Task inputs:
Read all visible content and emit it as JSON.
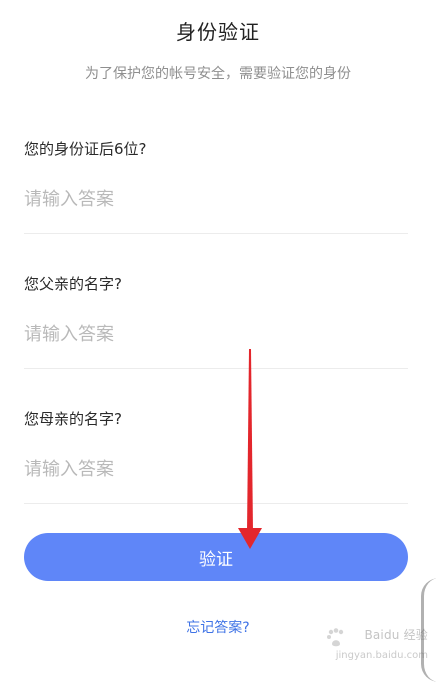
{
  "page": {
    "title": "身份验证",
    "subtitle": "为了保护您的帐号安全，需要验证您的身份"
  },
  "questions": [
    {
      "label": "您的身份证后6位?",
      "placeholder": "请输入答案"
    },
    {
      "label": "您父亲的名字?",
      "placeholder": "请输入答案"
    },
    {
      "label": "您母亲的名字?",
      "placeholder": "请输入答案"
    }
  ],
  "actions": {
    "verify": "验证",
    "forgot": "忘记答案?"
  },
  "watermark": {
    "brand": "Baidu 经验",
    "domain": "jingyan.baidu.com"
  },
  "colors": {
    "button_blue": "#5f86f8",
    "link_blue": "#3f73e6",
    "arrow_red": "#e3262c"
  }
}
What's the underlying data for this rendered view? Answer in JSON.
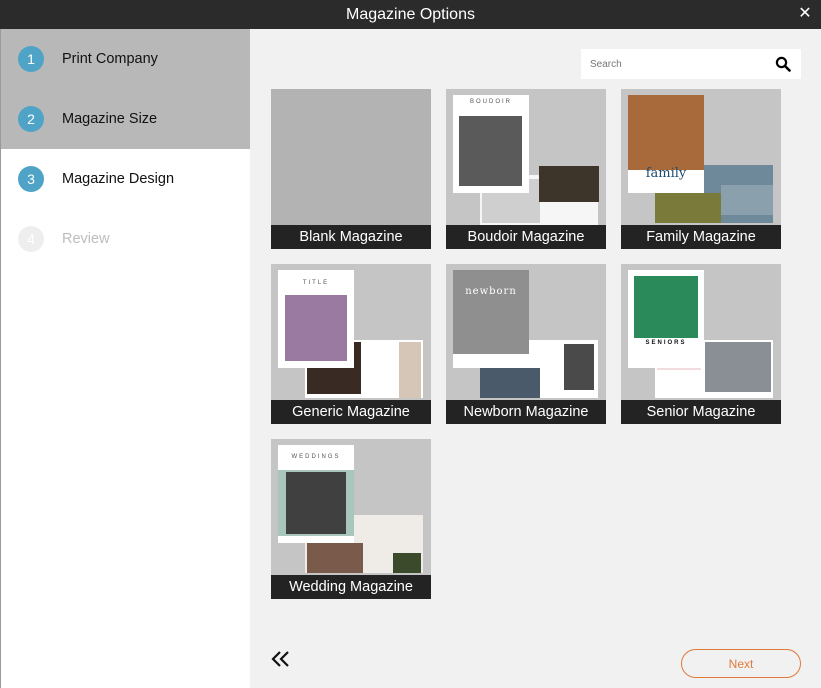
{
  "window": {
    "title": "Magazine Options",
    "close_symbol": "✕"
  },
  "steps": [
    {
      "number": "1",
      "label": "Print Company",
      "state": "completed"
    },
    {
      "number": "2",
      "label": "Magazine Size",
      "state": "completed"
    },
    {
      "number": "3",
      "label": "Magazine Design",
      "state": "current"
    },
    {
      "number": "4",
      "label": "Review",
      "state": "upcoming"
    }
  ],
  "search": {
    "placeholder": "Search",
    "icon": "search-icon"
  },
  "templates": [
    {
      "label": "Blank Magazine"
    },
    {
      "label": "Boudoir Magazine",
      "cover_text": "BOUDOIR"
    },
    {
      "label": "Family Magazine",
      "cover_text": "family"
    },
    {
      "label": "Generic Magazine",
      "cover_text": "TITLE"
    },
    {
      "label": "Newborn Magazine",
      "cover_text": "newborn"
    },
    {
      "label": "Senior Magazine",
      "cover_text": "SENIORS"
    },
    {
      "label": "Wedding Magazine",
      "cover_text": "WEDDINGS"
    }
  ],
  "footer": {
    "back_icon": "double-chevron-left-icon",
    "next_label": "Next"
  },
  "colors": {
    "accent": "#4ea3c7",
    "next_button": "#e07a3a",
    "titlebar": "#2b2b2b"
  }
}
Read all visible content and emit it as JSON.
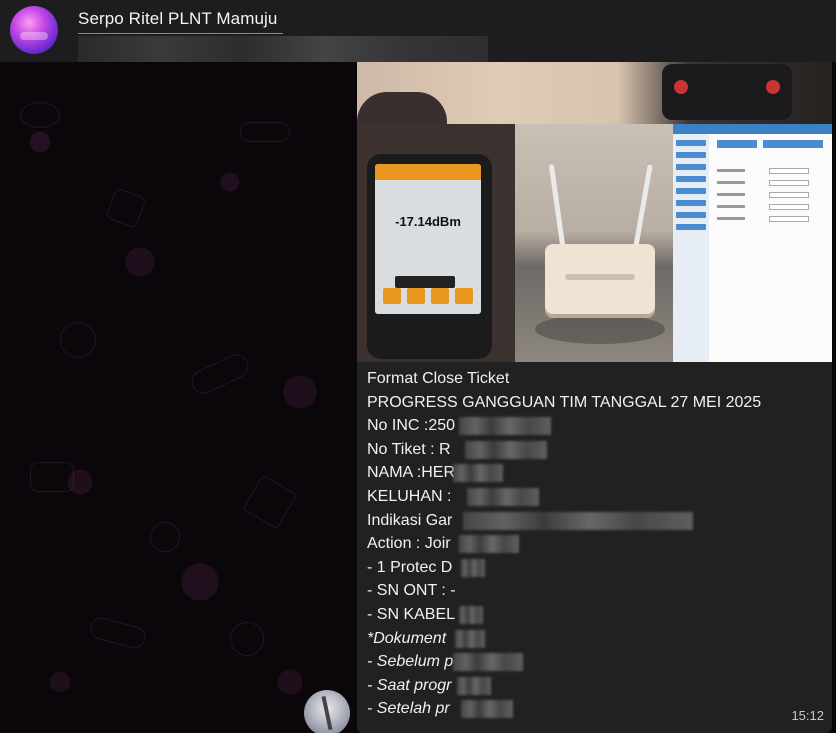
{
  "header": {
    "chat_title": "Serpo Ritel PLNT Mamuju",
    "avatar_icon": "group-avatar-icon"
  },
  "media": {
    "opm_reading": "-17.14dBm"
  },
  "message": {
    "lines": [
      {
        "text": "Format Close Ticket",
        "italic": false
      },
      {
        "text": "PROGRESS GANGGUAN TIM TANGGAL 27 MEI 2025",
        "italic": false
      },
      {
        "text": "No INC :250",
        "italic": false
      },
      {
        "text": "No Tiket : R",
        "italic": false
      },
      {
        "text": "NAMA :HER",
        "italic": false
      },
      {
        "text": "KELUHAN  :",
        "italic": false
      },
      {
        "text": "Indikasi Gar",
        "italic": false
      },
      {
        "text": "Action : Joir",
        "italic": false
      },
      {
        "text": "- 1 Protec D",
        "italic": false
      },
      {
        "text": "- SN ONT : -",
        "italic": false
      },
      {
        "text": "- SN KABEL",
        "italic": false
      },
      {
        "text": "*Dokument",
        "italic": true
      },
      {
        "text": "- Sebelum p",
        "italic": true
      },
      {
        "text": "- Saat progr",
        "italic": true
      },
      {
        "text": "- Setelah pr",
        "italic": true
      }
    ],
    "time": "15:12"
  },
  "colors": {
    "header_bg": "#1d1d1f",
    "bubble_bg": "#212121",
    "chat_bg": "#0b0609"
  }
}
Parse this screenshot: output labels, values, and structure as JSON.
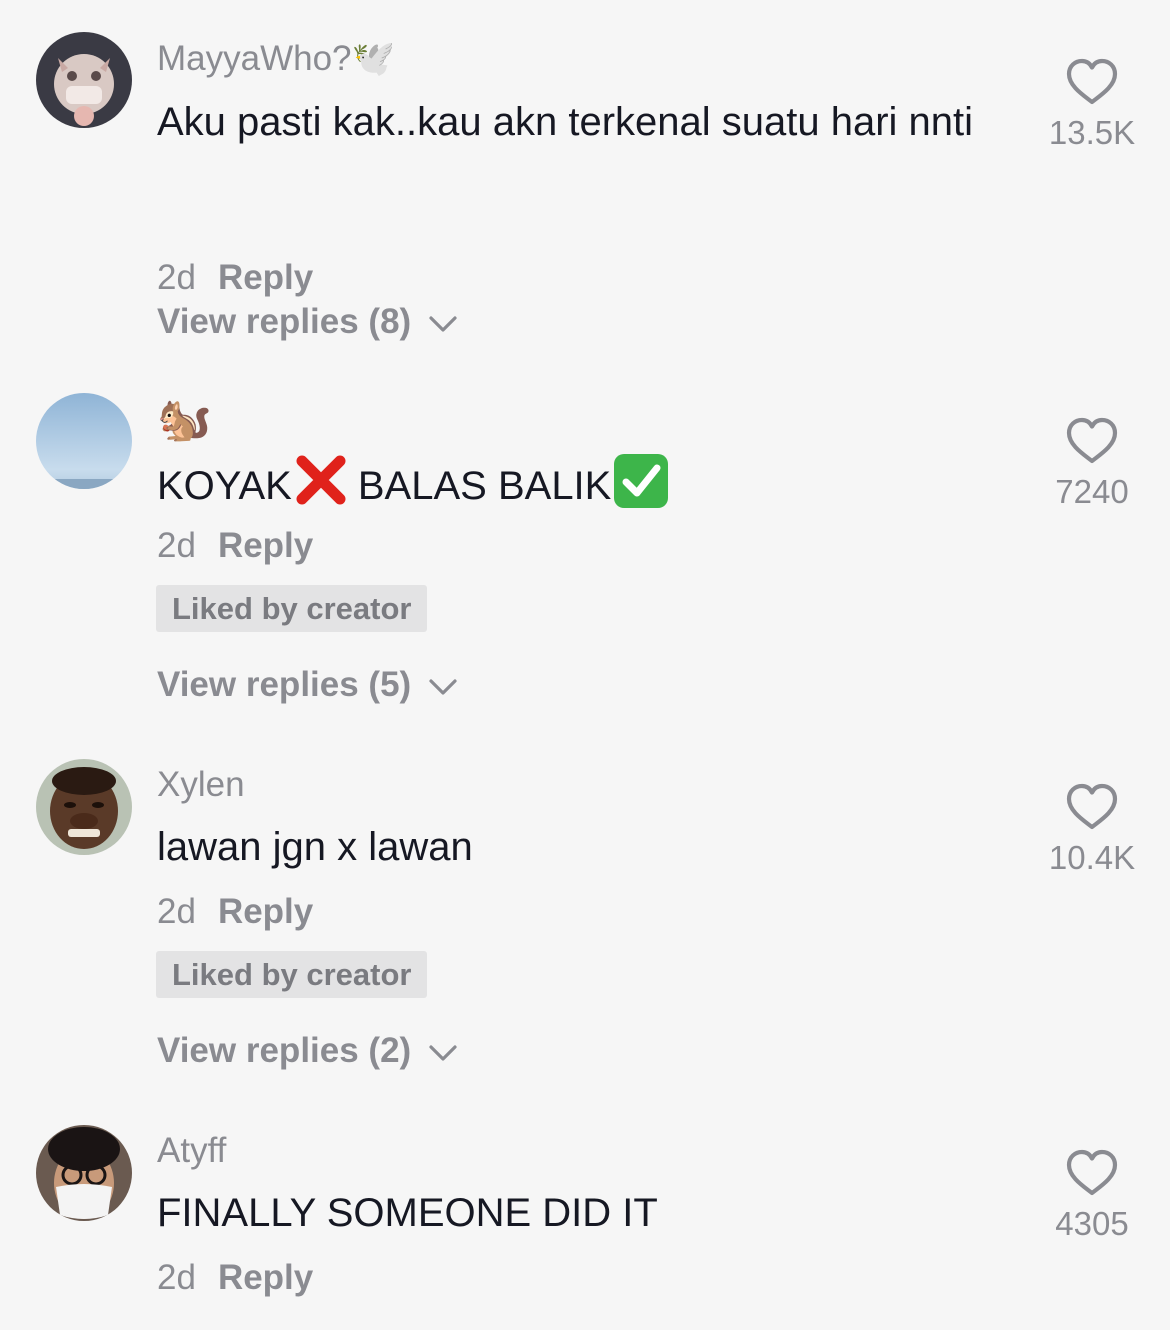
{
  "comments": [
    {
      "username": "MayyaWho?",
      "username_emoji": "🕊️",
      "text": "Aku pasti kak..kau akn terkenal suatu hari nnti",
      "age": "2d",
      "reply_label": "Reply",
      "likes": "13.5K",
      "view_replies": "View replies (8)"
    },
    {
      "username": "",
      "username_emoji": "🐿️",
      "text_part1": "KOYAK",
      "text_emoji1": "❌",
      "text_part2": "BALAS BALIK",
      "text_emoji2": "✅",
      "age": "2d",
      "reply_label": "Reply",
      "badge": "Liked by creator",
      "likes": "7240",
      "view_replies": "View replies (5)"
    },
    {
      "username": "Xylen",
      "text": "lawan jgn x lawan",
      "age": "2d",
      "reply_label": "Reply",
      "badge": "Liked by creator",
      "likes": "10.4K",
      "view_replies": "View replies (2)"
    },
    {
      "username": "Atyff",
      "text": "FINALLY SOMEONE DID IT",
      "age": "2d",
      "reply_label": "Reply",
      "likes": "4305"
    }
  ],
  "icons": {
    "heart": "heart-outline-icon",
    "chevron": "chevron-down-icon"
  },
  "colors": {
    "background": "#f6f6f6",
    "primary_text": "#161823",
    "secondary_text": "#8a8b91",
    "badge_bg": "#e3e3e4"
  }
}
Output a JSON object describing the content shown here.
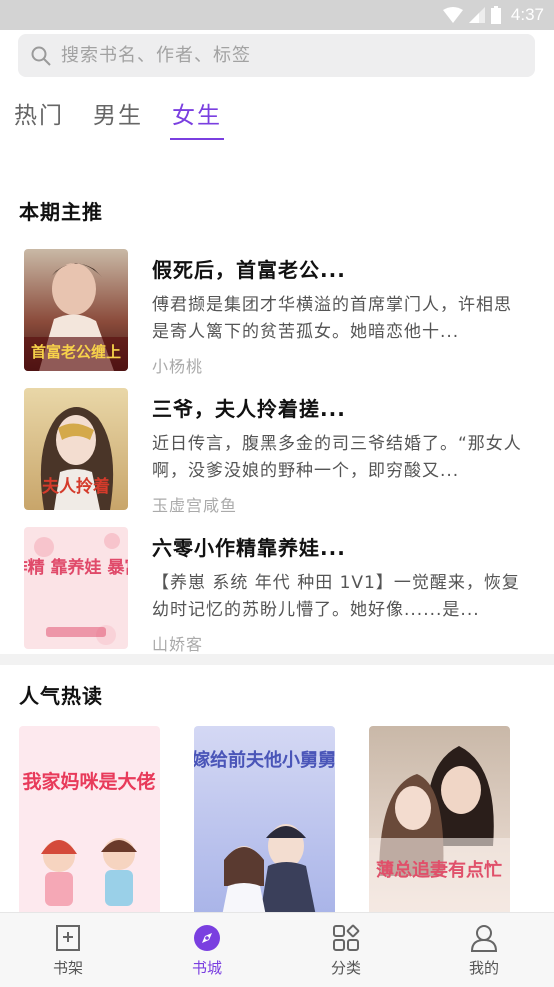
{
  "status_bar": {
    "time": "4:37"
  },
  "search": {
    "placeholder": "搜索书名、作者、标签"
  },
  "tabs": [
    {
      "label": "热门"
    },
    {
      "label": "男生"
    },
    {
      "label": "女生",
      "active": true
    }
  ],
  "featured": {
    "title": "本期主推",
    "books": [
      {
        "title": "假死后，首富老公...",
        "desc": "傅君撷是集团才华横溢的首席掌门人，许相思是寄人篱下的贫苦孤女。她暗恋他十...",
        "author": "小杨桃",
        "cover_text": "首富老公缠上"
      },
      {
        "title": "三爷，夫人拎着搓...",
        "desc": "近日传言，腹黑多金的司三爷结婚了。“那女人啊，没爹没娘的野种一个，即穷酸又...",
        "author": "玉虚宫咸鱼",
        "cover_text": "夫人拎着"
      },
      {
        "title": "六零小作精靠养娃...",
        "desc": "【养崽 系统 年代 种田 1V1】一觉醒来，恢复幼时记忆的苏盼儿懵了。她好像......是...",
        "author": "山娇客",
        "cover_text": "小作精 靠养娃 暴富了"
      }
    ]
  },
  "popular": {
    "title": "人气热读",
    "covers": [
      {
        "text": "我家妈咪是大佬"
      },
      {
        "text": "嫁给前夫他小舅舅"
      },
      {
        "text": "薄总追妻有点忙"
      }
    ]
  },
  "bottom_nav": [
    {
      "label": "书架",
      "icon": "bookmark-icon"
    },
    {
      "label": "书城",
      "icon": "compass-icon",
      "active": true
    },
    {
      "label": "分类",
      "icon": "category-icon"
    },
    {
      "label": "我的",
      "icon": "user-icon"
    }
  ],
  "colors": {
    "accent": "#7a3fe0",
    "status_bar": "#d3d3d3"
  }
}
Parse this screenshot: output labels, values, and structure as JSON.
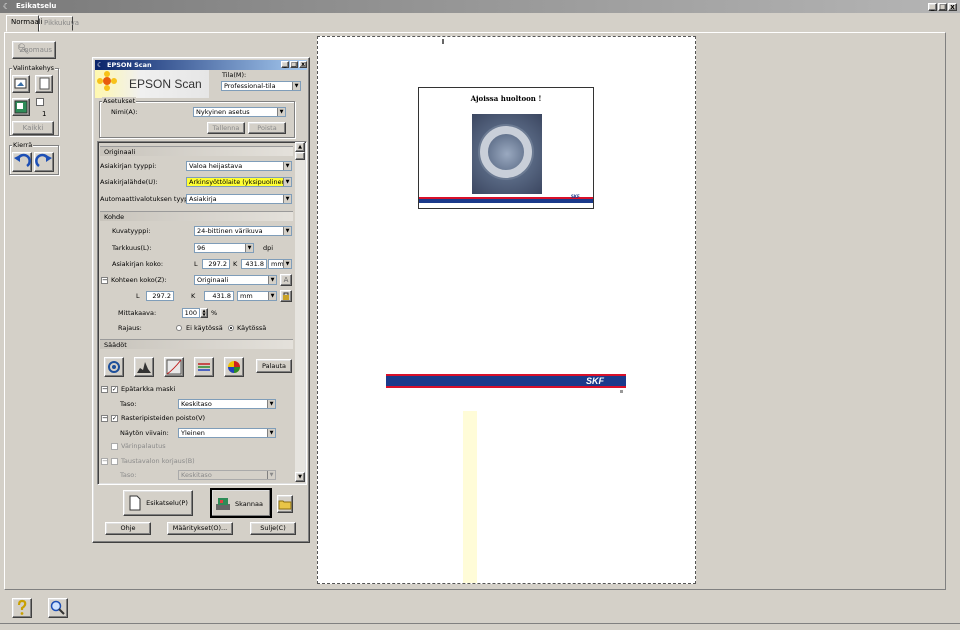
{
  "window": {
    "title": "Esikatselu",
    "controls": [
      "_",
      "□",
      "x"
    ]
  },
  "tabs": [
    {
      "label": "Normaali"
    },
    {
      "label": "Pikkukuva"
    }
  ],
  "toolbar": {
    "zoom_label": "Zoomaus",
    "marquee_group_label": "Valintakehys",
    "marquee_count": "1",
    "delete_label": "Kaikki",
    "rotate_group_label": "Kierrä"
  },
  "dialog": {
    "title": "EPSON Scan",
    "logo_text": "EPSON Scan",
    "mode_label": "Tila(M):",
    "mode_value": "Professional-tila",
    "settings": {
      "group_label": "Asetukset",
      "name_label": "Nimi(A):",
      "name_value": "Nykyinen asetus",
      "save_label": "Tallenna",
      "delete_label": "Poista"
    },
    "original": {
      "header": "Originaali",
      "doc_type_label": "Asiakirjan tyyppi:",
      "doc_type_value": "Valoa heijastava",
      "doc_source_label": "Asiakirjalähde(U):",
      "doc_source_value": "Arkinsyöttölaite (yksipuolinen)",
      "auto_exposure_label": "Automaattivalotuksen tyyppi(X):",
      "auto_exposure_value": "Asiakirja"
    },
    "target": {
      "header": "Kohde",
      "image_type_label": "Kuvatyyppi:",
      "image_type_value": "24-bittinen värikuva",
      "resolution_label": "Tarkkuus(L):",
      "resolution_value": "96",
      "resolution_unit": "dpi",
      "doc_size_label": "Asiakirjan koko:",
      "doc_size_w_label": "L",
      "doc_size_w": "297.2",
      "doc_size_h_label": "K",
      "doc_size_h": "431.8",
      "doc_size_unit": "mm",
      "target_size_label": "Kohteen koko(Z):",
      "target_size_value": "Originaali",
      "target_w_label": "L",
      "target_w": "297.2",
      "target_h_label": "K",
      "target_h": "431.8",
      "target_unit": "mm",
      "scale_label": "Mittakaava:",
      "scale_value": "100",
      "scale_unit": "%",
      "trim_label": "Rajaus:",
      "trim_off": "Ei käytössä",
      "trim_on": "Käytössä"
    },
    "adjustments": {
      "header": "Säädöt",
      "reset_label": "Palauta",
      "unsharp_label": "Epätarkka maski",
      "unsharp_level_label": "Taso:",
      "unsharp_level_value": "Keskitaso",
      "descreen_label": "Rasteripisteiden poisto(V)",
      "descreen_screen_label": "Näytön viivain:",
      "descreen_screen_value": "Yleinen",
      "color_restore_label": "Värinpalautus",
      "backlight_label": "Taustavalon korjaus(B)",
      "backlight_level_label": "Taso:",
      "backlight_level_value": "Keskitaso"
    },
    "buttons": {
      "preview": "Esikatselu(P)",
      "scan": "Skannaa",
      "help": "Ohje",
      "config": "Määritykset(O)...",
      "close": "Sulje(C)"
    }
  },
  "preview": {
    "doc_title": "Ajoissa huoltoon !",
    "brand": "SKF",
    "brand_small": "SKF"
  },
  "colors": {
    "highlight": "#ffff33",
    "skf_blue": "#1b3a8b",
    "skf_red": "#d8102a"
  }
}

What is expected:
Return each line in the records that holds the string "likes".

Task solution:
      "likes": "13.5K",
      "likes": "7240",
      "likes": "10.4K",
      "likes": "4305"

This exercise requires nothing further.